007: Finally, one of the big ingredients worthy of high praise in You Only Live Twice was undoubtedly the superb music composition work of John Barry (1933-2011). Recorded over six days in April and May, 1967, Barry’s music subtly combined guitar and brass with some very melodic and appropriate Japanese elements. The main title song alone, performed by Nancy Sinatra, was a beautiful and haunting theme song, with some atmospheric lyrics by Leslie Bricusse which played brilliantly on the themes of ‘death’, romance and love in the movie. When matched with some excellent main titles designed by Maurice Binder, which played upon the dramatic but beguiling sight of lava flows and Geisha women, the song was compelling and highly memorable for cinema audiences. The song proved a big hit for Nancy Sinatra, even reaching Number 11 in the UK pop charts, while the main soundtrack did particularly well in America. Importantly, Barry’s soundtrack for You Only Live Twice proved to be a key inspiration to a whole new generation of composers and singers, including Bond soundtrack composer David Arnold and the hit singer Robbie Williams. The song Millenium (1998), written and sung by Williams, was a great tribute to John Barry’s music for You Only Live Twice, which utilised some key melody elements from the main title song. Similarly, David Arnold, for example, has in past interviews paid generous homage to Barry’s work on the movie and has described how listening to the music as a teenager was a truly ground-breaking experience for him, which left him with a burning desire to compose for movies himself.
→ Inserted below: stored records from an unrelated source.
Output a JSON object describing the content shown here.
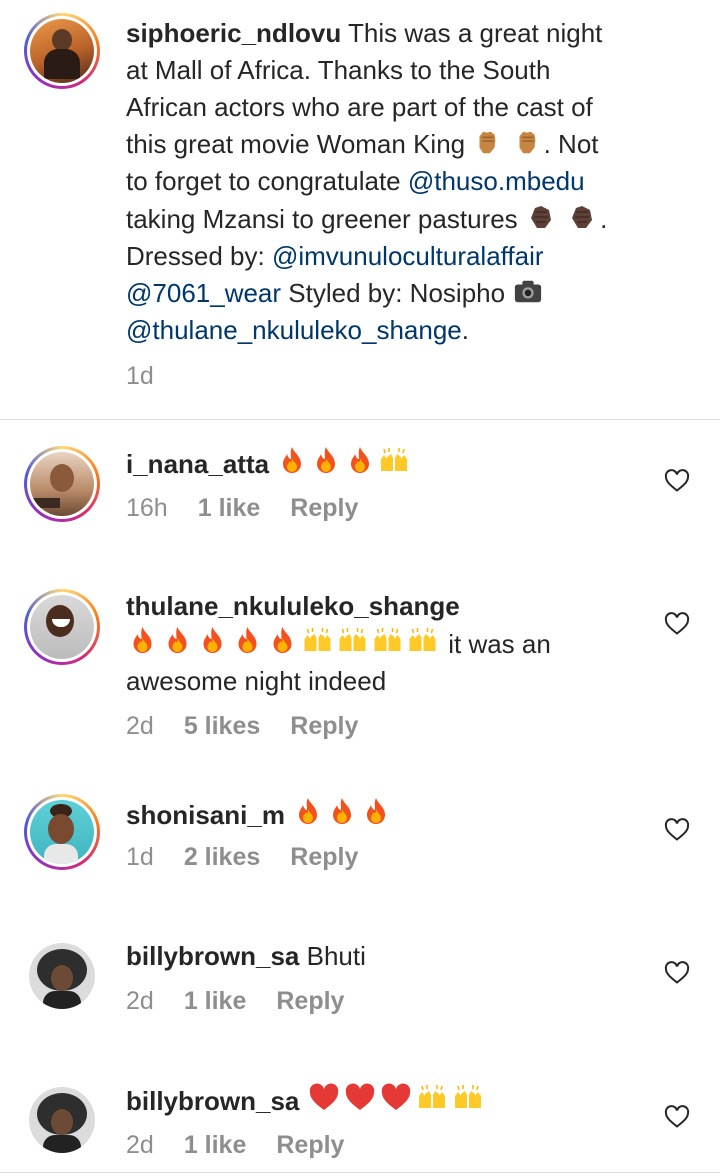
{
  "caption": {
    "username": "siphoeric_ndlovu",
    "lines": [
      "This was a great night",
      "at Mall of Africa. Thanks to the South",
      "African actors who are part of the cast of",
      "this great movie Woman King"
    ],
    "line4_end": ". Not",
    "line5_pre": "to forget to congratulate ",
    "mention1": "@thuso.mbedu",
    "line6": "taking Mzansi to greener pastures",
    "line6_end": ".",
    "line7_pre": "Dressed by: ",
    "mention2": "@imvunuloculturalaffair",
    "mention3": "@7061_wear",
    "line8_mid": " Styled by: Nosipho ",
    "mention4": "@thulane_nkululeko_shange",
    "line9_end": ".",
    "time": "1d",
    "emoji": [
      "raised-fist-emoji",
      "clapping-hands-emoji",
      "camera-emoji"
    ]
  },
  "comments": [
    {
      "username": "i_nana_atta",
      "text": "",
      "time": "16h",
      "likes": "1 like",
      "reply": "Reply",
      "emoji": [
        "fire-emoji",
        "raising-hands-emoji"
      ]
    },
    {
      "username": "thulane_nkululeko_shange",
      "text": " it was an",
      "text2": "awesome night indeed",
      "time": "2d",
      "likes": "5 likes",
      "reply": "Reply",
      "emoji": [
        "fire-emoji",
        "raising-hands-emoji"
      ]
    },
    {
      "username": "shonisani_m",
      "text": "",
      "time": "1d",
      "likes": "2 likes",
      "reply": "Reply",
      "emoji": [
        "fire-emoji"
      ]
    },
    {
      "username": "billybrown_sa",
      "text": " Bhuti",
      "time": "2d",
      "likes": "1 like",
      "reply": "Reply",
      "emoji": []
    },
    {
      "username": "billybrown_sa",
      "text": "",
      "time": "2d",
      "likes": "1 like",
      "reply": "Reply",
      "emoji": [
        "red-heart-emoji",
        "raising-hands-emoji"
      ]
    }
  ],
  "icons": {
    "like": "heart-outline-icon"
  },
  "colors": {
    "text": "#262626",
    "meta": "#8e8e8e",
    "mention": "#00376b",
    "divider": "#dbdbdb"
  }
}
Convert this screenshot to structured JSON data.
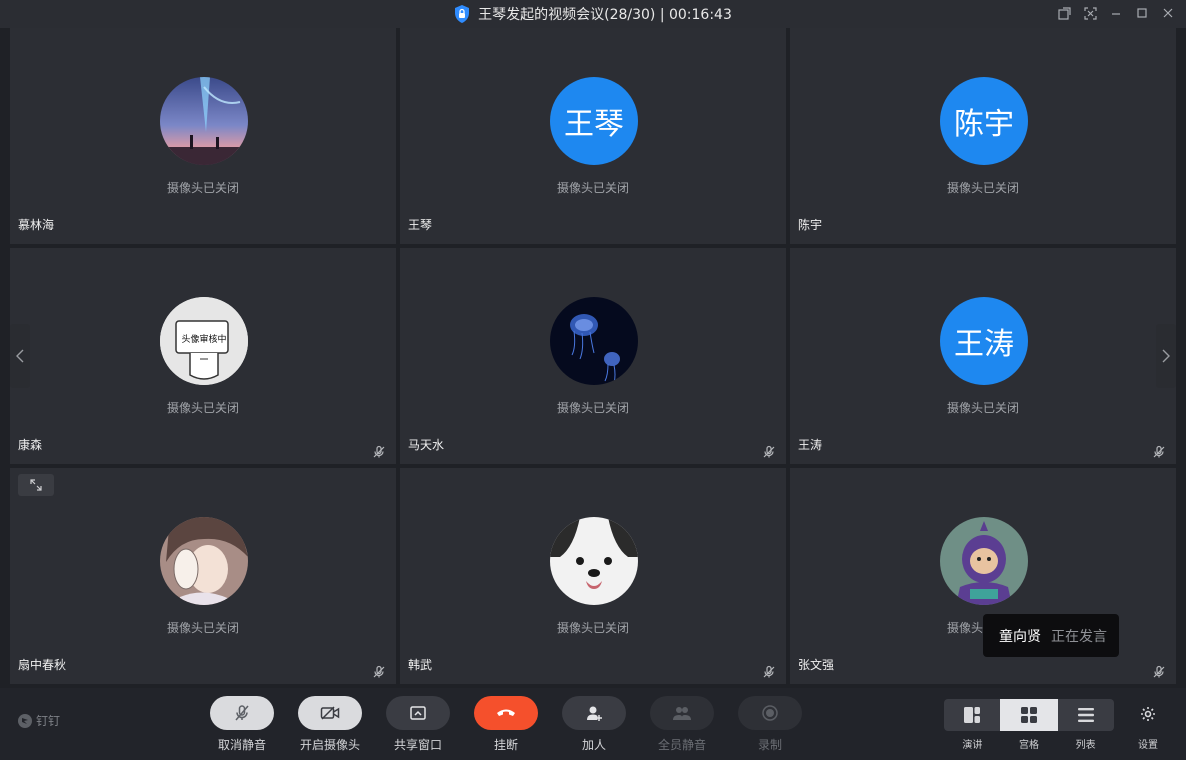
{
  "window": {
    "title": "王琴发起的视频会议(28/30) | 00:16:43"
  },
  "participants": [
    {
      "name": "慕林海",
      "camera_status": "摄像头已关闭",
      "avatar_type": "image",
      "avatar_desc": "anime-sky-avatar",
      "muted": false
    },
    {
      "name": "王琴",
      "camera_status": "摄像头已关闭",
      "avatar_type": "text",
      "avatar_text": "王琴",
      "muted": false
    },
    {
      "name": "陈宇",
      "camera_status": "摄像头已关闭",
      "avatar_type": "text",
      "avatar_text": "陈宇",
      "muted": false
    },
    {
      "name": "康森",
      "camera_status": "摄像头已关闭",
      "avatar_type": "image",
      "avatar_desc": "review-pending-avatar",
      "avatar_overlay": "头像审核中",
      "muted": true
    },
    {
      "name": "马天水",
      "camera_status": "摄像头已关闭",
      "avatar_type": "image",
      "avatar_desc": "jellyfish-avatar",
      "muted": true
    },
    {
      "name": "王涛",
      "camera_status": "摄像头已关闭",
      "avatar_type": "text",
      "avatar_text": "王涛",
      "muted": true
    },
    {
      "name": "扇中春秋",
      "camera_status": "摄像头已关闭",
      "avatar_type": "image",
      "avatar_desc": "anime-character-avatar",
      "muted": true
    },
    {
      "name": "韩武",
      "camera_status": "摄像头已关闭",
      "avatar_type": "image",
      "avatar_desc": "puppy-avatar",
      "muted": true
    },
    {
      "name": "张文强",
      "camera_status": "摄像头已关闭",
      "avatar_type": "image",
      "avatar_desc": "teletubby-avatar",
      "muted": true
    }
  ],
  "speaking": {
    "name": "童向贤",
    "status": "正在发言"
  },
  "toolbar": {
    "brand": "钉钉",
    "buttons": [
      {
        "label": "取消静音",
        "icon": "mic-muted-icon",
        "style": "light"
      },
      {
        "label": "开启摄像头",
        "icon": "camera-off-icon",
        "style": "light"
      },
      {
        "label": "共享窗口",
        "icon": "share-window-icon",
        "style": "normal"
      },
      {
        "label": "挂断",
        "icon": "hang-up-icon",
        "style": "red"
      },
      {
        "label": "加人",
        "icon": "add-person-icon",
        "style": "normal"
      },
      {
        "label": "全员静音",
        "icon": "mute-all-icon",
        "style": "dim"
      },
      {
        "label": "录制",
        "icon": "record-icon",
        "style": "dim"
      }
    ],
    "layouts": [
      {
        "label": "演讲",
        "active": false
      },
      {
        "label": "宫格",
        "active": true
      },
      {
        "label": "列表",
        "active": false
      }
    ],
    "settings_label": "设置"
  },
  "colors": {
    "accent_blue": "#1e88f0",
    "hangup_red": "#f5502c",
    "tile_bg": "#2c2e34"
  }
}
Did You Know?

Some of Ian Fleming’s biographers have argued that the James Bond author ‘borrowed’ the name ‘Blofeld’ from Tom Blofeld, a Norfolk farmer who was chairman of the Country Gentleman’s Association and also a fellow club member of Boodle’s, the London club where Fleming often went to eat regularly. He had also been a contemporary of Fleming’s at Eton school. Incidentally, Tom Blofeld’s son is the famous British cricket commentator Henry Blofeld.

Ernst Stavro Blofeld (Donald Pleasence)

Rare publicity still of Donald Pleasence on YOLT set